Anyway, if ECMWF/Copernicus want to get more apps and industrial applications they should really look at ways of also providing time series. It is a waste of resources if every application needs to provide their own dataset optimized for time series (but these forums are probably not the right place for lifting that concern).

Appreciate the feedback on the app - I always thought it's silly that one can't readily look up how climate change has affected where they live. lukas lundström - that's a great app that you created. I've been also meaning to do the same based with the ERA5 data to generate EPW files and chose the ERA5 parameters to download based on the parameters needed for building energy simulation.

Yes, I have a copy of the ERA5 dataset re-processed for faster time-series access - with about 30 surface parameters, that turned about to be about 40TB in total that I ended up downloading, although with some compression, this came down to about 10TB after quite a bit of fidgeting around. Doing this all in the cloud would have been quite expensive for me so I have a small server set up and the app just talks to my server via API that I set up - been meaning to open up the API as a service but am still at testing stage. (smile)

Nice work Joseph Yang . Do you care to share technical details about format and setup? 10 TB sounds ok for 40 years and 30 parameters. Is that world-wide coverage and including oceans? You are welcome to DM on lukas.rokka {at} as well.

When I created my app there was no fancy tools like xarray available, so I ended up storing each grid point as a separate compressed csv files containing one year of time series data for relevant parameters. That is not a very storage efficient format, but the benefit is that you can use cheap storage like S3 glacier or S3 infrequent access. While I think accessing NetCDF files requires a more specialized server.

Is that API access something you plan as a commercial product?

Accessing NetCDF files remotely can be done by Xarray but I think OpenDAP servers such as or need to be setup. I played around with these options but ended up with a setup quite similar to and made it available via REST API format. The coverage is world-wide including ocean.

I do plan on releasing API as a commercial product as what led me down this path initially was the difficulty I encountered accessing time-series historical weather data needed for building energy simulations. I can create an API key for you to play around with it and will send it to your email address with some instructions. Any feedback would be greatly appreciated!

I encountered the same vexing problem of poor velocity of response while accessing a time series of a single grid. I came to terms with the Data Rods NASA Hydrology furnishes after all. It is still very slow to satisfy some UX  but much faster than other alternatives of retrospective weather data access.

Maybe there shall be datasets available each comprising less variable in favour of velocity. There are different research groups and other individuals with interests often requiring merely the subset of all variables. 
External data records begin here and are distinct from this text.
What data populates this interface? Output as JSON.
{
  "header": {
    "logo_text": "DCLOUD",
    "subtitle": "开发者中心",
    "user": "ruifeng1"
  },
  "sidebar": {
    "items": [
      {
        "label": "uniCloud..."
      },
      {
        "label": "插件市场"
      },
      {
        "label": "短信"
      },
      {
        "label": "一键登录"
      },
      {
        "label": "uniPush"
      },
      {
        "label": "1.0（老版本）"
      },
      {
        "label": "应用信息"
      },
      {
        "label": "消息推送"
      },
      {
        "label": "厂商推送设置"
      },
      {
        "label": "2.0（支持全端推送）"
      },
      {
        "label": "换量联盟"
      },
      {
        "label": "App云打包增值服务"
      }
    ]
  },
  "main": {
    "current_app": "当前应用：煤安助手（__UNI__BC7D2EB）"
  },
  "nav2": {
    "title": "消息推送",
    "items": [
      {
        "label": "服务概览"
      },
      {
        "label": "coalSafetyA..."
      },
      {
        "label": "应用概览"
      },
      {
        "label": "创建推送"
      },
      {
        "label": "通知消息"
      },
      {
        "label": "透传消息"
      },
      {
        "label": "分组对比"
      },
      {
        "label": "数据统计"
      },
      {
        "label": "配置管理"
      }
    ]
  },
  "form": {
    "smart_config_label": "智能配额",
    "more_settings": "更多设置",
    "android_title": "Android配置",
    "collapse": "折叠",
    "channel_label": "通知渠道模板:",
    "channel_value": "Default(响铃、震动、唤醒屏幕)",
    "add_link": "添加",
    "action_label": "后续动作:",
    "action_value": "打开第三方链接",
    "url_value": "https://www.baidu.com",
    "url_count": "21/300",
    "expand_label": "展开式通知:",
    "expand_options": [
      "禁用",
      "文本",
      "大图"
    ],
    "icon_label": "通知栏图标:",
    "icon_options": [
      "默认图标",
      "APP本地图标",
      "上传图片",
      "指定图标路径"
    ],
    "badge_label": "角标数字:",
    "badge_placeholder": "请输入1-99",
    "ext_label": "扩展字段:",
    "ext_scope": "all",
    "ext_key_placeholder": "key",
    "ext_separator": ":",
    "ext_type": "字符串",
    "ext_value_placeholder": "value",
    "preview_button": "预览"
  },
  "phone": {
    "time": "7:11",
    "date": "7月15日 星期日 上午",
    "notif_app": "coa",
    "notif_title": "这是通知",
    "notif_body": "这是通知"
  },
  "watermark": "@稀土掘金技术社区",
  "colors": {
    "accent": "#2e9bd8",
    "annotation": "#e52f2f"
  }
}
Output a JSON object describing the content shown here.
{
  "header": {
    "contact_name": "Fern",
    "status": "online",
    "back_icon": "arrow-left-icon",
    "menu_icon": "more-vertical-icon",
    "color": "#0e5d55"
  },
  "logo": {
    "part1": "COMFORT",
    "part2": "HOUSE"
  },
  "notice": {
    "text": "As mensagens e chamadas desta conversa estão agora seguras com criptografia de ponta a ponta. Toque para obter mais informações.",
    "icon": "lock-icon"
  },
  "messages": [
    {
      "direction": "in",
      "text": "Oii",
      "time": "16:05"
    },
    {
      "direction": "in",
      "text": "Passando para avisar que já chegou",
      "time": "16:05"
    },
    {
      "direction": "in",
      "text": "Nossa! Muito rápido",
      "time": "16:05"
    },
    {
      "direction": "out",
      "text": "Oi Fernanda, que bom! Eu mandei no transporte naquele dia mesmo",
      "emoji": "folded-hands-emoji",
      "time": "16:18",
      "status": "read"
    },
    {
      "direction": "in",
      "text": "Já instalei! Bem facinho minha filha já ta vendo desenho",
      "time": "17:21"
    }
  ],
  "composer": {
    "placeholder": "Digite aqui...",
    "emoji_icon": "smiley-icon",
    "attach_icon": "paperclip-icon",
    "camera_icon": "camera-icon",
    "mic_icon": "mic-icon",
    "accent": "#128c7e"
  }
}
I always thought it's silly that one can't readily look up how climate change has affected where they live.

So did I but phrased it from a little different aspect; many people relocate on this globe and they may want to perceive a calculated thermal comfort for human by harnessing retrospective weather conditions. Earlier I envisioned these pieces of information might have had the capacity to introduce in a commercial channel and hence published a desktop application in the Windows Store. Yes, it is merely a version 1.0 but having ideas and plans on my roadmap as Windows 10 has been introducing much evolution around the desktop environment. I can see a sizeable chunk of competitive work and results in this conversation and if another dialog will open about moulding and forging all these achievements into a single or multiple appealing commercial packages then maybe we could fusion and fabricate a product empowered by different parties.   

Hi, I faced the same problem of accessing ERA5. I downloaded a large selection of weather variables and stored it for time-series optimised access.

The API is available publicly for non commercial use. If someone wants to spare a couple of weeks of download-time, you try it here: